* WHAT THE TASK REQUIRES *
Repeat the data exactly as it appears.

* EXERCISE DATA *
■ ■ ■ ■ ■ ■ ■
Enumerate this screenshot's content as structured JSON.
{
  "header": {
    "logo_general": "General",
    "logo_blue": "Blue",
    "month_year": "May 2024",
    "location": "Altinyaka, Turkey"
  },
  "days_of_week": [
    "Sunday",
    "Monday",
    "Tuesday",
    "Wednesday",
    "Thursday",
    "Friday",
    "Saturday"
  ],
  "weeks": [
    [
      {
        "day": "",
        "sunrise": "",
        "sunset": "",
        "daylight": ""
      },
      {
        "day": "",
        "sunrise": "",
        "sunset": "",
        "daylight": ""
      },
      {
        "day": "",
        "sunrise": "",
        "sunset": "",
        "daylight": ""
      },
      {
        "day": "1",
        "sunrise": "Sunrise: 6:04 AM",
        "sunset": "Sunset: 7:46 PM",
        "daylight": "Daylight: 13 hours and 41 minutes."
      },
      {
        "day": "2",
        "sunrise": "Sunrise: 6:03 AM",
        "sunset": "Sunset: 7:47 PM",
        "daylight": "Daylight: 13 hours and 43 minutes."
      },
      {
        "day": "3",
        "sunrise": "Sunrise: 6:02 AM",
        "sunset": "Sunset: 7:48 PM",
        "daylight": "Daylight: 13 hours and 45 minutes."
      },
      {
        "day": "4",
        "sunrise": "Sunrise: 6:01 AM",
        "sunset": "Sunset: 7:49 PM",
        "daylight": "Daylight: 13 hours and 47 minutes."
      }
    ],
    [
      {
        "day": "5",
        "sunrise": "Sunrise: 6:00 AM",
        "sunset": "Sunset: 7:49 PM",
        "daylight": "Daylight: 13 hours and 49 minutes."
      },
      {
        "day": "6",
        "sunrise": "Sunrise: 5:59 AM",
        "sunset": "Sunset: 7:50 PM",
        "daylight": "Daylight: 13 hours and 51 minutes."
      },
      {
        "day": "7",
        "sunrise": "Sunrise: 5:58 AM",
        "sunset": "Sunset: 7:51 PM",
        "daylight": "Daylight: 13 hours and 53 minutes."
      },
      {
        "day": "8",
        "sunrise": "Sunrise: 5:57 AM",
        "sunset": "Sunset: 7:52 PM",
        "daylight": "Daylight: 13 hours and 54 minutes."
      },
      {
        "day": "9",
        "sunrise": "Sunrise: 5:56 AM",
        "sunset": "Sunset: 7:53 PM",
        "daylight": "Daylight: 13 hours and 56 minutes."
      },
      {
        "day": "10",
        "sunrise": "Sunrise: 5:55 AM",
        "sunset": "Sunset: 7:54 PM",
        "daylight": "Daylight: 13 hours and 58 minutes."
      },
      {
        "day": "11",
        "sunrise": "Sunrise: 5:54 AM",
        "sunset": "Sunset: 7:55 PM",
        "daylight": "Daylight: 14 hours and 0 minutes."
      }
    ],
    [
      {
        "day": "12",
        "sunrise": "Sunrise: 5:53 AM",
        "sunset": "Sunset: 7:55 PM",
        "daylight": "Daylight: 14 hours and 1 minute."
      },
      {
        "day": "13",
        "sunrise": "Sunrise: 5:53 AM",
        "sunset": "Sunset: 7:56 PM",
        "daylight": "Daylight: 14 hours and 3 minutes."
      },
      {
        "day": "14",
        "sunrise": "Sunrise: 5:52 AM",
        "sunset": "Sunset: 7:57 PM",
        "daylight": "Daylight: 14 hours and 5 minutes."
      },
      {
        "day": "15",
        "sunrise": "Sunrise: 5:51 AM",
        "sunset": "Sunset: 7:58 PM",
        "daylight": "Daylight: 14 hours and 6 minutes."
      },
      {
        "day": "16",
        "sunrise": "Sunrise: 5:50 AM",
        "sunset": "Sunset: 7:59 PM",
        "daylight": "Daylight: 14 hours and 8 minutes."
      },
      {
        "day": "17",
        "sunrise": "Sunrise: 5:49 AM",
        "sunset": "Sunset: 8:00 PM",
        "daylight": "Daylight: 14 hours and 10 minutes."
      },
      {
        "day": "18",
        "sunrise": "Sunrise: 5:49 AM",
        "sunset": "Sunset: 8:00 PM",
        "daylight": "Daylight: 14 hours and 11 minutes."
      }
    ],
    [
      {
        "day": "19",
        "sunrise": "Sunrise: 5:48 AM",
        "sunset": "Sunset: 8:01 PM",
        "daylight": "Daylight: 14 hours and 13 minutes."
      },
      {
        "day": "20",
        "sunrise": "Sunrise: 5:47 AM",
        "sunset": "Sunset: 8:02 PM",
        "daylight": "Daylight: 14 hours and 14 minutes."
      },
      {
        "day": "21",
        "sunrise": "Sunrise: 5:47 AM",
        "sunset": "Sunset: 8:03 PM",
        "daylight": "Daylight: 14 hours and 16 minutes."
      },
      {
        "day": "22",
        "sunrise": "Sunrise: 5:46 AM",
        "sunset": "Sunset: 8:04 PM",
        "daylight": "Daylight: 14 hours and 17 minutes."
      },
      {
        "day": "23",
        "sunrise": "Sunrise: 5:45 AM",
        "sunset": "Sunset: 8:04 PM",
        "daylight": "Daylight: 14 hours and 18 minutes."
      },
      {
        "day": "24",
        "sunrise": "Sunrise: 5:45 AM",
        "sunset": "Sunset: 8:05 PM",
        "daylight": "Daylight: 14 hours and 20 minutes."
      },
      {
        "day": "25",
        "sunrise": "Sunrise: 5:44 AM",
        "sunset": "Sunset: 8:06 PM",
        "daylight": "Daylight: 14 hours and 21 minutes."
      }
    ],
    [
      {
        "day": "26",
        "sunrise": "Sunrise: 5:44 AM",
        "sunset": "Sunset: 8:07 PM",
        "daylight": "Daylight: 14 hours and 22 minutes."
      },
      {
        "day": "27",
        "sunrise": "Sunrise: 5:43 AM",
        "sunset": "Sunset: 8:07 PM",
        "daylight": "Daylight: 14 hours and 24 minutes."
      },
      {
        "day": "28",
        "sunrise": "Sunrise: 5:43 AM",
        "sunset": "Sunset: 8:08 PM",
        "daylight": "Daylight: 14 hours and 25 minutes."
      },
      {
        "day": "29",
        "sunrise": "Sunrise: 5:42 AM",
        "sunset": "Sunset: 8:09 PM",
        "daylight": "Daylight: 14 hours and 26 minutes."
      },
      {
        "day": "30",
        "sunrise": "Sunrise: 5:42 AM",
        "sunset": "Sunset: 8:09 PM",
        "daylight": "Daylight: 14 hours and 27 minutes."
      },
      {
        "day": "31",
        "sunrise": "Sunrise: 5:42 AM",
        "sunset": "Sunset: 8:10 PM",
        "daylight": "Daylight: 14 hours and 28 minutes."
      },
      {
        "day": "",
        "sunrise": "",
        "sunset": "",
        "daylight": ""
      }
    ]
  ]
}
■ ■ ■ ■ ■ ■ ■
* TASK SOLUTION *
Enumerate this screenshot's content as structured JSON.
{
  "header": {
    "logo_general": "General",
    "logo_blue": "Blue",
    "month_year": "May 2024",
    "location": "Altinyaka, Turkey"
  },
  "days_of_week": [
    "Sunday",
    "Monday",
    "Tuesday",
    "Wednesday",
    "Thursday",
    "Friday",
    "Saturday"
  ],
  "weeks": [
    [
      {
        "day": "",
        "sunrise": "",
        "sunset": "",
        "daylight": ""
      },
      {
        "day": "",
        "sunrise": "",
        "sunset": "",
        "daylight": ""
      },
      {
        "day": "",
        "sunrise": "",
        "sunset": "",
        "daylight": ""
      },
      {
        "day": "1",
        "sunrise": "Sunrise: 6:04 AM",
        "sunset": "Sunset: 7:46 PM",
        "daylight": "Daylight: 13 hours and 41 minutes."
      },
      {
        "day": "2",
        "sunrise": "Sunrise: 6:03 AM",
        "sunset": "Sunset: 7:47 PM",
        "daylight": "Daylight: 13 hours and 43 minutes."
      },
      {
        "day": "3",
        "sunrise": "Sunrise: 6:02 AM",
        "sunset": "Sunset: 7:48 PM",
        "daylight": "Daylight: 13 hours and 45 minutes."
      },
      {
        "day": "4",
        "sunrise": "Sunrise: 6:01 AM",
        "sunset": "Sunset: 7:49 PM",
        "daylight": "Daylight: 13 hours and 47 minutes."
      }
    ],
    [
      {
        "day": "5",
        "sunrise": "Sunrise: 6:00 AM",
        "sunset": "Sunset: 7:49 PM",
        "daylight": "Daylight: 13 hours and 49 minutes."
      },
      {
        "day": "6",
        "sunrise": "Sunrise: 5:59 AM",
        "sunset": "Sunset: 7:50 PM",
        "daylight": "Daylight: 13 hours and 51 minutes."
      },
      {
        "day": "7",
        "sunrise": "Sunrise: 5:58 AM",
        "sunset": "Sunset: 7:51 PM",
        "daylight": "Daylight: 13 hours and 53 minutes."
      },
      {
        "day": "8",
        "sunrise": "Sunrise: 5:57 AM",
        "sunset": "Sunset: 7:52 PM",
        "daylight": "Daylight: 13 hours and 54 minutes."
      },
      {
        "day": "9",
        "sunrise": "Sunrise: 5:56 AM",
        "sunset": "Sunset: 7:53 PM",
        "daylight": "Daylight: 13 hours and 56 minutes."
      },
      {
        "day": "10",
        "sunrise": "Sunrise: 5:55 AM",
        "sunset": "Sunset: 7:54 PM",
        "daylight": "Daylight: 13 hours and 58 minutes."
      },
      {
        "day": "11",
        "sunrise": "Sunrise: 5:54 AM",
        "sunset": "Sunset: 7:55 PM",
        "daylight": "Daylight: 14 hours and 0 minutes."
      }
    ],
    [
      {
        "day": "12",
        "sunrise": "Sunrise: 5:53 AM",
        "sunset": "Sunset: 7:55 PM",
        "daylight": "Daylight: 14 hours and 1 minute."
      },
      {
        "day": "13",
        "sunrise": "Sunrise: 5:53 AM",
        "sunset": "Sunset: 7:56 PM",
        "daylight": "Daylight: 14 hours and 3 minutes."
      },
      {
        "day": "14",
        "sunrise": "Sunrise: 5:52 AM",
        "sunset": "Sunset: 7:57 PM",
        "daylight": "Daylight: 14 hours and 5 minutes."
      },
      {
        "day": "15",
        "sunrise": "Sunrise: 5:51 AM",
        "sunset": "Sunset: 7:58 PM",
        "daylight": "Daylight: 14 hours and 6 minutes."
      },
      {
        "day": "16",
        "sunrise": "Sunrise: 5:50 AM",
        "sunset": "Sunset: 7:59 PM",
        "daylight": "Daylight: 14 hours and 8 minutes."
      },
      {
        "day": "17",
        "sunrise": "Sunrise: 5:49 AM",
        "sunset": "Sunset: 8:00 PM",
        "daylight": "Daylight: 14 hours and 10 minutes."
      },
      {
        "day": "18",
        "sunrise": "Sunrise: 5:49 AM",
        "sunset": "Sunset: 8:00 PM",
        "daylight": "Daylight: 14 hours and 11 minutes."
      }
    ],
    [
      {
        "day": "19",
        "sunrise": "Sunrise: 5:48 AM",
        "sunset": "Sunset: 8:01 PM",
        "daylight": "Daylight: 14 hours and 13 minutes."
      },
      {
        "day": "20",
        "sunrise": "Sunrise: 5:47 AM",
        "sunset": "Sunset: 8:02 PM",
        "daylight": "Daylight: 14 hours and 14 minutes."
      },
      {
        "day": "21",
        "sunrise": "Sunrise: 5:47 AM",
        "sunset": "Sunset: 8:03 PM",
        "daylight": "Daylight: 14 hours and 16 minutes."
      },
      {
        "day": "22",
        "sunrise": "Sunrise: 5:46 AM",
        "sunset": "Sunset: 8:04 PM",
        "daylight": "Daylight: 14 hours and 17 minutes."
      },
      {
        "day": "23",
        "sunrise": "Sunrise: 5:45 AM",
        "sunset": "Sunset: 8:04 PM",
        "daylight": "Daylight: 14 hours and 18 minutes."
      },
      {
        "day": "24",
        "sunrise": "Sunrise: 5:45 AM",
        "sunset": "Sunset: 8:05 PM",
        "daylight": "Daylight: 14 hours and 20 minutes."
      },
      {
        "day": "25",
        "sunrise": "Sunrise: 5:44 AM",
        "sunset": "Sunset: 8:06 PM",
        "daylight": "Daylight: 14 hours and 21 minutes."
      }
    ],
    [
      {
        "day": "26",
        "sunrise": "Sunrise: 5:44 AM",
        "sunset": "Sunset: 8:07 PM",
        "daylight": "Daylight: 14 hours and 22 minutes."
      },
      {
        "day": "27",
        "sunrise": "Sunrise: 5:43 AM",
        "sunset": "Sunset: 8:07 PM",
        "daylight": "Daylight: 14 hours and 24 minutes."
      },
      {
        "day": "28",
        "sunrise": "Sunrise: 5:43 AM",
        "sunset": "Sunset: 8:08 PM",
        "daylight": "Daylight: 14 hours and 25 minutes."
      },
      {
        "day": "29",
        "sunrise": "Sunrise: 5:42 AM",
        "sunset": "Sunset: 8:09 PM",
        "daylight": "Daylight: 14 hours and 26 minutes."
      },
      {
        "day": "30",
        "sunrise": "Sunrise: 5:42 AM",
        "sunset": "Sunset: 8:09 PM",
        "daylight": "Daylight: 14 hours and 27 minutes."
      },
      {
        "day": "31",
        "sunrise": "Sunrise: 5:42 AM",
        "sunset": "Sunset: 8:10 PM",
        "daylight": "Daylight: 14 hours and 28 minutes."
      },
      {
        "day": "",
        "sunrise": "",
        "sunset": "",
        "daylight": ""
      }
    ]
  ]
}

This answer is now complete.